### WORK TO COMPLETE
What you return must match the records exactly, except that the pictures are gone.

Web page and app entries:
────

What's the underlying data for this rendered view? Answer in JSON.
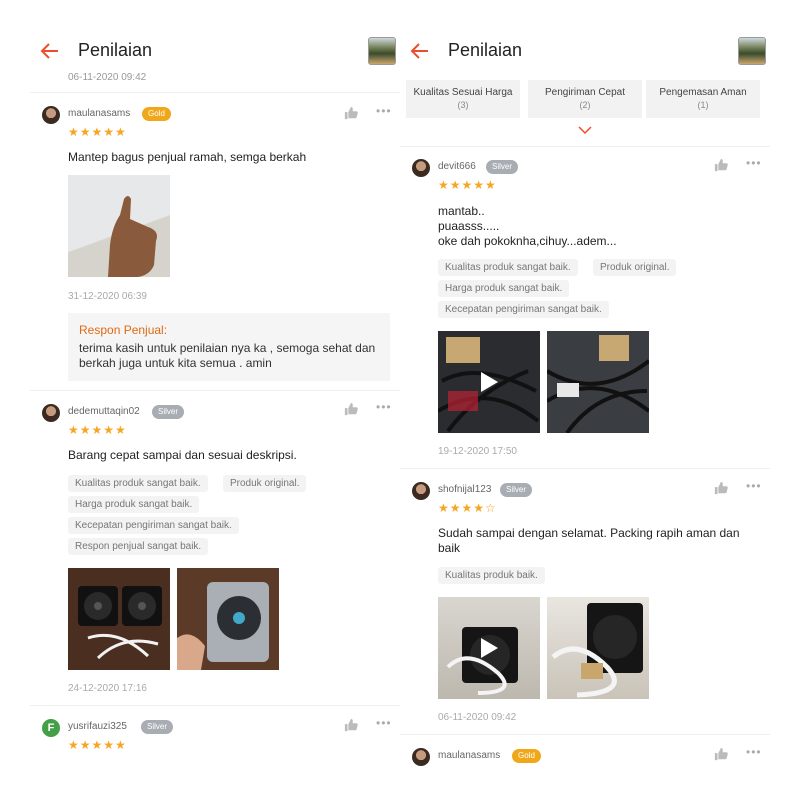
{
  "header": {
    "title": "Penilaian"
  },
  "left": {
    "clip_time": "06-11-2020 09:42",
    "reviews": [
      {
        "user": "maulanasams",
        "badge": "Gold",
        "rating": "★★★★★",
        "text": "Mantep bagus penjual ramah, semga berkah",
        "date": "31-12-2020 06:39",
        "seller_title": "Respon Penjual:",
        "seller_text": "terima kasih untuk penilaian nya ka , semoga sehat dan berkah juga untuk kita semua . amin"
      },
      {
        "user": "dedemuttaqin02",
        "badge": "Silver",
        "rating": "★★★★★",
        "text": "Barang cepat sampai dan sesuai deskripsi.",
        "tags": [
          "Kualitas produk sangat baik.",
          "Produk original.",
          "Harga produk sangat baik.",
          "Kecepatan pengiriman sangat baik.",
          "Respon penjual sangat baik."
        ],
        "date": "24-12-2020 17:16"
      },
      {
        "user": "yusrifauzi325",
        "badge": "Silver",
        "rating": "★★★★★",
        "avatar_letter": "F"
      }
    ]
  },
  "right": {
    "filters": [
      {
        "label": "Kualitas Sesuai Harga",
        "count": "(3)"
      },
      {
        "label": "Pengiriman Cepat",
        "count": "(2)"
      },
      {
        "label": "Pengemasan Aman",
        "count": "(1)"
      }
    ],
    "reviews": [
      {
        "user": "devit666",
        "badge": "Silver",
        "rating": "★★★★★",
        "lines": [
          "mantab..",
          "puaasss.....",
          "oke dah pokoknha,cihuy...adem..."
        ],
        "tags": [
          "Kualitas produk sangat baik.",
          "Produk original.",
          "Harga produk sangat baik.",
          "Kecepatan pengiriman sangat baik."
        ],
        "date": "19-12-2020 17:50"
      },
      {
        "user": "shofnijal123",
        "badge": "Silver",
        "rating": "★★★★☆",
        "text": "Sudah sampai dengan selamat. Packing rapih aman dan baik",
        "tags": [
          "Kualitas produk baik."
        ],
        "date": "06-11-2020 09:42"
      },
      {
        "user": "maulanasams",
        "badge": "Gold"
      }
    ]
  },
  "colors": {
    "accent": "#ee4d2d",
    "gold": "#f0a81a",
    "silver": "#a8acb3",
    "star": "#f5a623",
    "seller_title": "#e06a12"
  },
  "icons": {
    "back": "arrow-left-icon",
    "like": "thumbs-up-icon",
    "more": "more-dots-icon",
    "play": "play-icon",
    "chevron": "chevron-down-icon"
  }
}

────

### SOLUTION
What's the underlying data for this rendered view? Answer in JSON.
{
  "header": {
    "title": "Penilaian"
  },
  "left": {
    "clip_time": "06-11-2020 09:42",
    "reviews": [
      {
        "user": "maulanasams",
        "badge": "Gold",
        "rating": "★★★★★",
        "text": "Mantep bagus penjual ramah, semga berkah",
        "date": "31-12-2020 06:39",
        "seller_title": "Respon Penjual:",
        "seller_text": "terima kasih untuk penilaian nya ka , semoga sehat dan berkah juga untuk kita semua . amin"
      },
      {
        "user": "dedemuttaqin02",
        "badge": "Silver",
        "rating": "★★★★★",
        "text": "Barang cepat sampai dan sesuai deskripsi.",
        "tags": [
          "Kualitas produk sangat baik.",
          "Produk original.",
          "Harga produk sangat baik.",
          "Kecepatan pengiriman sangat baik.",
          "Respon penjual sangat baik."
        ],
        "date": "24-12-2020 17:16"
      },
      {
        "user": "yusrifauzi325",
        "badge": "Silver",
        "rating": "★★★★★",
        "avatar_letter": "F"
      }
    ]
  },
  "right": {
    "filters": [
      {
        "label": "Kualitas Sesuai Harga",
        "count": "(3)"
      },
      {
        "label": "Pengiriman Cepat",
        "count": "(2)"
      },
      {
        "label": "Pengemasan Aman",
        "count": "(1)"
      }
    ],
    "reviews": [
      {
        "user": "devit666",
        "badge": "Silver",
        "rating": "★★★★★",
        "lines": [
          "mantab..",
          "puaasss.....",
          "oke dah pokoknha,cihuy...adem..."
        ],
        "tags": [
          "Kualitas produk sangat baik.",
          "Produk original.",
          "Harga produk sangat baik.",
          "Kecepatan pengiriman sangat baik."
        ],
        "date": "19-12-2020 17:50"
      },
      {
        "user": "shofnijal123",
        "badge": "Silver",
        "rating": "★★★★☆",
        "text": "Sudah sampai dengan selamat. Packing rapih aman dan baik",
        "tags": [
          "Kualitas produk baik."
        ],
        "date": "06-11-2020 09:42"
      },
      {
        "user": "maulanasams",
        "badge": "Gold"
      }
    ]
  },
  "colors": {
    "accent": "#ee4d2d",
    "gold": "#f0a81a",
    "silver": "#a8acb3",
    "star": "#f5a623",
    "seller_title": "#e06a12"
  },
  "icons": {
    "back": "arrow-left-icon",
    "like": "thumbs-up-icon",
    "more": "more-dots-icon",
    "play": "play-icon",
    "chevron": "chevron-down-icon"
  }
}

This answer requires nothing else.